**What is required:**
Exact copies of all the records are the expected output.

**Dataset records:**
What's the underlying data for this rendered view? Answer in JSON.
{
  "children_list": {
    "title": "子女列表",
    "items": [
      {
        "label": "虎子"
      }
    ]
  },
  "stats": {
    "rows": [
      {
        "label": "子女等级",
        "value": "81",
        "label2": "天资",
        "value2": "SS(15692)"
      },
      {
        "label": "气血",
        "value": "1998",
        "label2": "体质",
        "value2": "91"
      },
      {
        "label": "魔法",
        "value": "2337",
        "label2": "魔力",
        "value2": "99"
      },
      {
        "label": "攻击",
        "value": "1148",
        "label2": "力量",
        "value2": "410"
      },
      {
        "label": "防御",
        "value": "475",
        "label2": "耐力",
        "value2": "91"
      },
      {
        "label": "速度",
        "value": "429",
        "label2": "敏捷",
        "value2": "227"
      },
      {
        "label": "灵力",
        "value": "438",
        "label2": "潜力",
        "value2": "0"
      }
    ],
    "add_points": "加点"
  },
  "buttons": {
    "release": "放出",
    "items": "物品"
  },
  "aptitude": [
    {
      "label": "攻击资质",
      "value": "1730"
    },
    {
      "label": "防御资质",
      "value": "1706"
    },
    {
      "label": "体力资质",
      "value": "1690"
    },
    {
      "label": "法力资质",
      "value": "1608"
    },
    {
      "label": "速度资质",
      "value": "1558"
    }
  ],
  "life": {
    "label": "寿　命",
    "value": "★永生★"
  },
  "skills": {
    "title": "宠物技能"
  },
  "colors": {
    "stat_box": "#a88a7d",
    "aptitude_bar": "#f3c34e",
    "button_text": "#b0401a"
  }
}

**Solution:**
What's the underlying data for this rendered view? Answer in JSON.
{
  "children_list": {
    "title": "子女列表",
    "items": [
      {
        "label": "虎子"
      }
    ]
  },
  "stats": {
    "rows": [
      {
        "label": "子女等级",
        "value": "81",
        "label2": "天资",
        "value2": "SS(15692)"
      },
      {
        "label": "气血",
        "value": "1998",
        "label2": "体质",
        "value2": "91"
      },
      {
        "label": "魔法",
        "value": "2337",
        "label2": "魔力",
        "value2": "99"
      },
      {
        "label": "攻击",
        "value": "1148",
        "label2": "力量",
        "value2": "410"
      },
      {
        "label": "防御",
        "value": "475",
        "label2": "耐力",
        "value2": "91"
      },
      {
        "label": "速度",
        "value": "429",
        "label2": "敏捷",
        "value2": "227"
      },
      {
        "label": "灵力",
        "value": "438",
        "label2": "潜力",
        "value2": "0"
      }
    ],
    "add_points": "加点"
  },
  "buttons": {
    "release": "放出",
    "items": "物品"
  },
  "aptitude": [
    {
      "label": "攻击资质",
      "value": "1730"
    },
    {
      "label": "防御资质",
      "value": "1706"
    },
    {
      "label": "体力资质",
      "value": "1690"
    },
    {
      "label": "法力资质",
      "value": "1608"
    },
    {
      "label": "速度资质",
      "value": "1558"
    }
  ],
  "life": {
    "label": "寿　命",
    "value": "★永生★"
  },
  "skills": {
    "title": "宠物技能"
  },
  "colors": {
    "stat_box": "#a88a7d",
    "aptitude_bar": "#f3c34e",
    "button_text": "#b0401a"
  }
}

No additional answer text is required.